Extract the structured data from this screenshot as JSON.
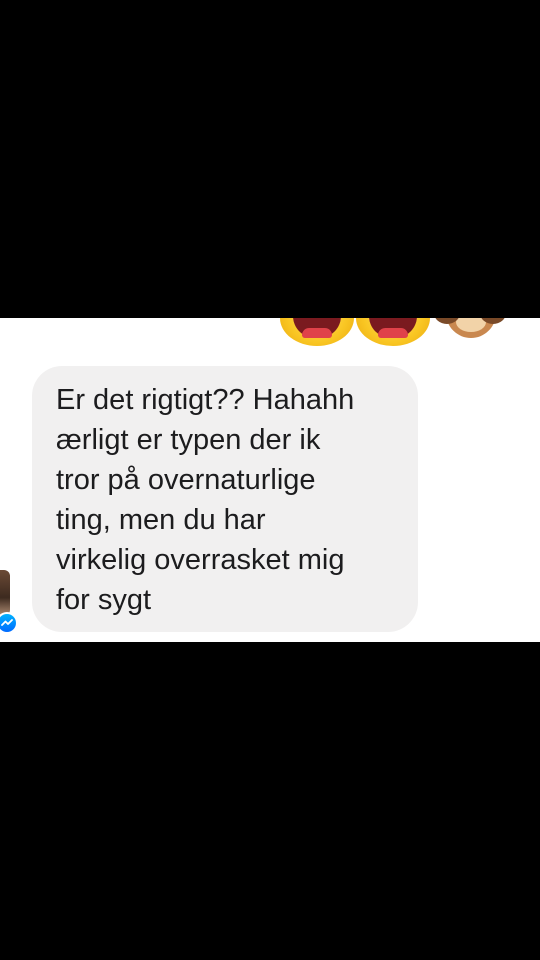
{
  "conversation": {
    "message": {
      "text": "Er det rigtigt?? Hahahh\nærligt er typen der ik\ntror på overnaturlige\nting, men du har\nvirkelig overrasket mig\nfor sygt"
    },
    "reactions": [
      {
        "icon": "face-with-tears-of-joy-icon"
      },
      {
        "icon": "face-with-tears-of-joy-icon"
      },
      {
        "icon": "see-no-evil-monkey-icon"
      }
    ],
    "avatar_badge": {
      "icon": "messenger-icon"
    }
  },
  "colors": {
    "letterbox": "#000000",
    "background": "#ffffff",
    "bubble": "#f1f0f0",
    "text": "#1c1c1e",
    "messenger_blue": "#0084ff"
  }
}
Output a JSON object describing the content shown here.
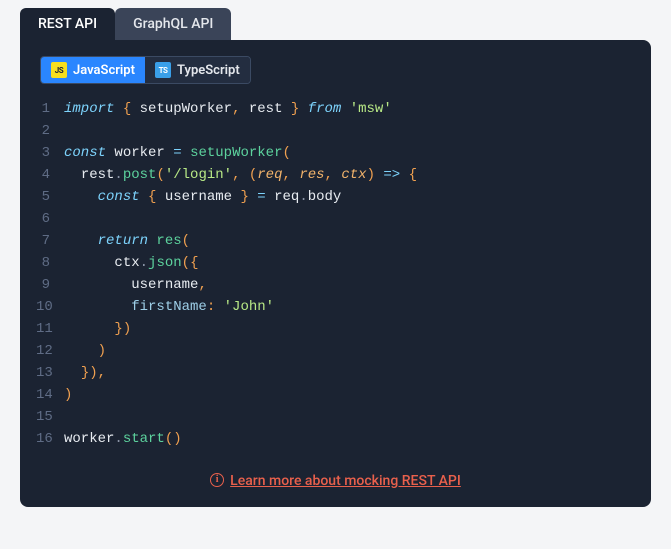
{
  "tabs": {
    "rest": {
      "label": "REST API"
    },
    "graphql": {
      "label": "GraphQL API"
    }
  },
  "langs": {
    "js": {
      "badge": "JS",
      "label": "JavaScript"
    },
    "ts": {
      "badge": "TS",
      "label": "TypeScript"
    }
  },
  "code": {
    "line_count": 16,
    "l1": {
      "import": "import",
      "ob": "{ ",
      "setupWorker": "setupWorker",
      "c1": ", ",
      "rest": "rest",
      "cb": " }",
      "from": " from ",
      "msw": "'msw'"
    },
    "l3": {
      "const": "const ",
      "worker": "worker",
      "eq": " = ",
      "setupWorker": "setupWorker",
      "op": "("
    },
    "l4": {
      "ind": "  ",
      "rest": "rest",
      "dot": ".",
      "post": "post",
      "op": "(",
      "url": "'/login'",
      "c": ", ",
      "po": "(",
      "req": "req",
      "c1": ", ",
      "res": "res",
      "c2": ", ",
      "ctx": "ctx",
      "pc": ")",
      "arrow": " => ",
      "ob": "{"
    },
    "l5": {
      "ind": "    ",
      "const": "const ",
      "ob": "{ ",
      "username": "username",
      "cb": " }",
      "eq": " = ",
      "req": "req",
      "dot": ".",
      "body": "body"
    },
    "l7": {
      "ind": "    ",
      "return": "return ",
      "res": "res",
      "op": "("
    },
    "l8": {
      "ind": "      ",
      "ctx": "ctx",
      "dot": ".",
      "json": "json",
      "op": "(",
      "ob": "{"
    },
    "l9": {
      "ind": "        ",
      "username": "username",
      "c": ","
    },
    "l10": {
      "ind": "        ",
      "firstName": "firstName",
      "col": ": ",
      "val": "'John'"
    },
    "l11": {
      "ind": "      ",
      "cb": "}",
      ")": ")"
    },
    "l12": {
      "ind": "    ",
      ")": ")"
    },
    "l13": {
      "ind": "  ",
      "cb": "}",
      ")": ")",
      "c": ","
    },
    "l14": {
      ")": ")"
    },
    "l16": {
      "worker": "worker",
      "dot": ".",
      "start": "start",
      "op": "(",
      ")": ")"
    }
  },
  "footer": {
    "link_text": "Learn more about mocking REST API"
  }
}
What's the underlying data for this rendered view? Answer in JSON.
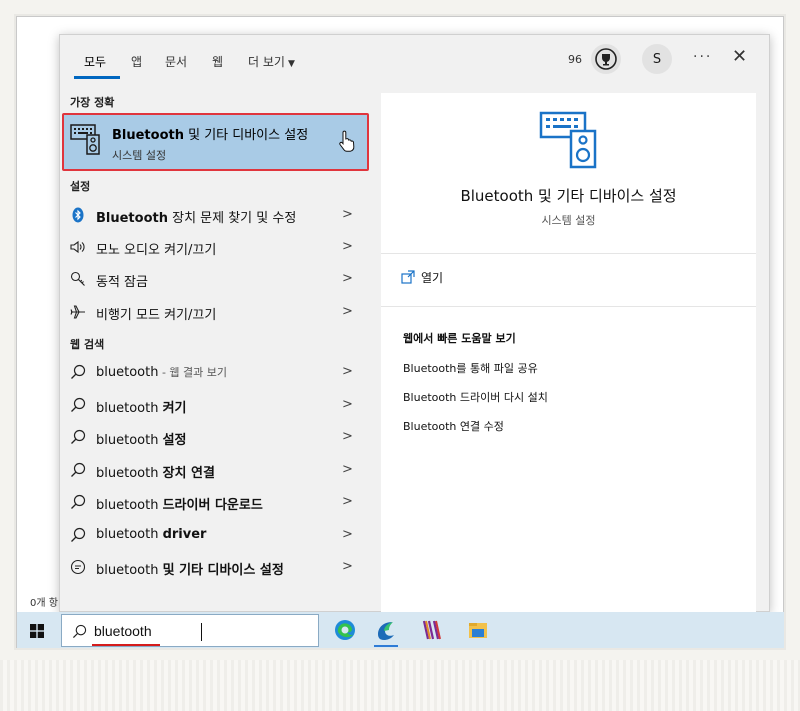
{
  "explorer_status": "0개 항",
  "tabs": [
    {
      "label": "모두",
      "active": true
    },
    {
      "label": "앱"
    },
    {
      "label": "문서"
    },
    {
      "label": "웹"
    },
    {
      "label": "더 보기"
    }
  ],
  "header": {
    "points": "96",
    "avatar_initial": "S",
    "more_label": "···",
    "close_label": "✕"
  },
  "results": {
    "best_match_title": "가장 정확",
    "best": {
      "title_bold": "Bluetooth",
      "title_rest": " 및 기타 디바이스 설정",
      "subtitle": "시스템 설정",
      "icon": "devices-icon"
    },
    "settings_title": "설정",
    "settings": [
      {
        "bold": "Bluetooth",
        "rest": " 장치 문제 찾기 및 수정",
        "icon": "bluetooth-icon"
      },
      {
        "bold": "",
        "rest": "모노 오디오 켜기/끄기",
        "icon": "speaker-icon"
      },
      {
        "bold": "",
        "rest": "동적 잠금",
        "icon": "key-icon"
      },
      {
        "bold": "",
        "rest": "비행기 모드 켜기/끄기",
        "icon": "airplane-icon"
      }
    ],
    "web_title": "웹 검색",
    "web": [
      {
        "plain": "bluetooth",
        "bold": "",
        "muted": " - 웹 결과 보기",
        "icon": "search-icon"
      },
      {
        "plain": "bluetooth ",
        "bold": "켜기",
        "muted": "",
        "icon": "search-icon"
      },
      {
        "plain": "bluetooth ",
        "bold": "설정",
        "muted": "",
        "icon": "search-icon"
      },
      {
        "plain": "bluetooth ",
        "bold": "장치 연결",
        "muted": "",
        "icon": "search-icon"
      },
      {
        "plain": "bluetooth ",
        "bold": "드라이버 다운로드",
        "muted": "",
        "icon": "search-icon"
      },
      {
        "plain": "bluetooth ",
        "bold": "driver",
        "muted": "",
        "icon": "search-icon"
      },
      {
        "plain": "bluetooth ",
        "bold": "및 기타 디바이스 설정",
        "muted": "",
        "icon": "chat-search-icon"
      }
    ]
  },
  "preview": {
    "title": "Bluetooth 및 기타 디바이스 설정",
    "subtitle": "시스템 설정",
    "open_label": "열기",
    "web_help_title": "웹에서 빠른 도움말 보기",
    "web_links": [
      "Bluetooth를 통해 파일 공유",
      "Bluetooth 드라이버 다시 설치",
      "Bluetooth 연결 수정"
    ]
  },
  "taskbar": {
    "search_value": "bluetooth",
    "apps": [
      "edge-icon",
      "ms365-icon",
      "winrar-icon",
      "file-explorer-icon"
    ]
  },
  "colors": {
    "accent": "#0067c0",
    "selected_bg": "#a9cbe6",
    "highlight_border": "#e0353d",
    "underline": "#d41c1c"
  }
}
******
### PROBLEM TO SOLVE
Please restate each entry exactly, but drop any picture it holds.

### RESULT OF THIS TASK
Extract the structured data from this screenshot as JSON.
{
  "conversation": {
    "message": {
      "text": "Er det rigtigt?? Hahahh\nærligt er typen der ik\ntror på overnaturlige\nting, men du har\nvirkelig overrasket mig\nfor sygt"
    },
    "reactions": [
      {
        "icon": "face-with-tears-of-joy-icon"
      },
      {
        "icon": "face-with-tears-of-joy-icon"
      },
      {
        "icon": "see-no-evil-monkey-icon"
      }
    ],
    "avatar_badge": {
      "icon": "messenger-icon"
    }
  },
  "colors": {
    "letterbox": "#000000",
    "background": "#ffffff",
    "bubble": "#f1f0f0",
    "text": "#1c1c1e",
    "messenger_blue": "#0084ff"
  }
}
Output a JSON object describing the content shown here.
{
  "tabs": {
    "rest": {
      "label": "REST API"
    },
    "graphql": {
      "label": "GraphQL API"
    }
  },
  "langs": {
    "js": {
      "badge": "JS",
      "label": "JavaScript"
    },
    "ts": {
      "badge": "TS",
      "label": "TypeScript"
    }
  },
  "code": {
    "line_count": 16,
    "l1": {
      "import": "import",
      "ob": "{ ",
      "setupWorker": "setupWorker",
      "c1": ", ",
      "rest": "rest",
      "cb": " }",
      "from": " from ",
      "msw": "'msw'"
    },
    "l3": {
      "const": "const ",
      "worker": "worker",
      "eq": " = ",
      "setupWorker": "setupWorker",
      "op": "("
    },
    "l4": {
      "ind": "  ",
      "rest": "rest",
      "dot": ".",
      "post": "post",
      "op": "(",
      "url": "'/login'",
      "c": ", ",
      "po": "(",
      "req": "req",
      "c1": ", ",
      "res": "res",
      "c2": ", ",
      "ctx": "ctx",
      "pc": ")",
      "arrow": " => ",
      "ob": "{"
    },
    "l5": {
      "ind": "    ",
      "const": "const ",
      "ob": "{ ",
      "username": "username",
      "cb": " }",
      "eq": " = ",
      "req": "req",
      "dot": ".",
      "body": "body"
    },
    "l7": {
      "ind": "    ",
      "return": "return ",
      "res": "res",
      "op": "("
    },
    "l8": {
      "ind": "      ",
      "ctx": "ctx",
      "dot": ".",
      "json": "json",
      "op": "(",
      "ob": "{"
    },
    "l9": {
      "ind": "        ",
      "username": "username",
      "c": ","
    },
    "l10": {
      "ind": "        ",
      "firstName": "firstName",
      "col": ": ",
      "val": "'John'"
    },
    "l11": {
      "ind": "      ",
      "cb": "}",
      ")": ")"
    },
    "l12": {
      "ind": "    ",
      ")": ")"
    },
    "l13": {
      "ind": "  ",
      "cb": "}",
      ")": ")",
      "c": ","
    },
    "l14": {
      ")": ")"
    },
    "l16": {
      "worker": "worker",
      "dot": ".",
      "start": "start",
      "op": "(",
      ")": ")"
    }
  },
  "footer": {
    "link_text": "Learn more about mocking REST API"
  }
}
What's the underlying data for this rendered view? Answer in JSON.
{
  "explorer_status": "0개 항",
  "tabs": [
    {
      "label": "모두",
      "active": true
    },
    {
      "label": "앱"
    },
    {
      "label": "문서"
    },
    {
      "label": "웹"
    },
    {
      "label": "더 보기"
    }
  ],
  "header": {
    "points": "96",
    "avatar_initial": "S",
    "more_label": "···",
    "close_label": "✕"
  },
  "results": {
    "best_match_title": "가장 정확",
    "best": {
      "title_bold": "Bluetooth",
      "title_rest": " 및 기타 디바이스 설정",
      "subtitle": "시스템 설정",
      "icon": "devices-icon"
    },
    "settings_title": "설정",
    "settings": [
      {
        "bold": "Bluetooth",
        "rest": " 장치 문제 찾기 및 수정",
        "icon": "bluetooth-icon"
      },
      {
        "bold": "",
        "rest": "모노 오디오 켜기/끄기",
        "icon": "speaker-icon"
      },
      {
        "bold": "",
        "rest": "동적 잠금",
        "icon": "key-icon"
      },
      {
        "bold": "",
        "rest": "비행기 모드 켜기/끄기",
        "icon": "airplane-icon"
      }
    ],
    "web_title": "웹 검색",
    "web": [
      {
        "plain": "bluetooth",
        "bold": "",
        "muted": " - 웹 결과 보기",
        "icon": "search-icon"
      },
      {
        "plain": "bluetooth ",
        "bold": "켜기",
        "muted": "",
        "icon": "search-icon"
      },
      {
        "plain": "bluetooth ",
        "bold": "설정",
        "muted": "",
        "icon": "search-icon"
      },
      {
        "plain": "bluetooth ",
        "bold": "장치 연결",
        "muted": "",
        "icon": "search-icon"
      },
      {
        "plain": "bluetooth ",
        "bold": "드라이버 다운로드",
        "muted": "",
        "icon": "search-icon"
      },
      {
        "plain": "bluetooth ",
        "bold": "driver",
        "muted": "",
        "icon": "search-icon"
      },
      {
        "plain": "bluetooth ",
        "bold": "및 기타 디바이스 설정",
        "muted": "",
        "icon": "chat-search-icon"
      }
    ]
  },
  "preview": {
    "title": "Bluetooth 및 기타 디바이스 설정",
    "subtitle": "시스템 설정",
    "open_label": "열기",
    "web_help_title": "웹에서 빠른 도움말 보기",
    "web_links": [
      "Bluetooth를 통해 파일 공유",
      "Bluetooth 드라이버 다시 설치",
      "Bluetooth 연결 수정"
    ]
  },
  "taskbar": {
    "search_value": "bluetooth",
    "apps": [
      "edge-icon",
      "ms365-icon",
      "winrar-icon",
      "file-explorer-icon"
    ]
  },
  "colors": {
    "accent": "#0067c0",
    "selected_bg": "#a9cbe6",
    "highlight_border": "#e0353d",
    "underline": "#d41c1c"
  }
}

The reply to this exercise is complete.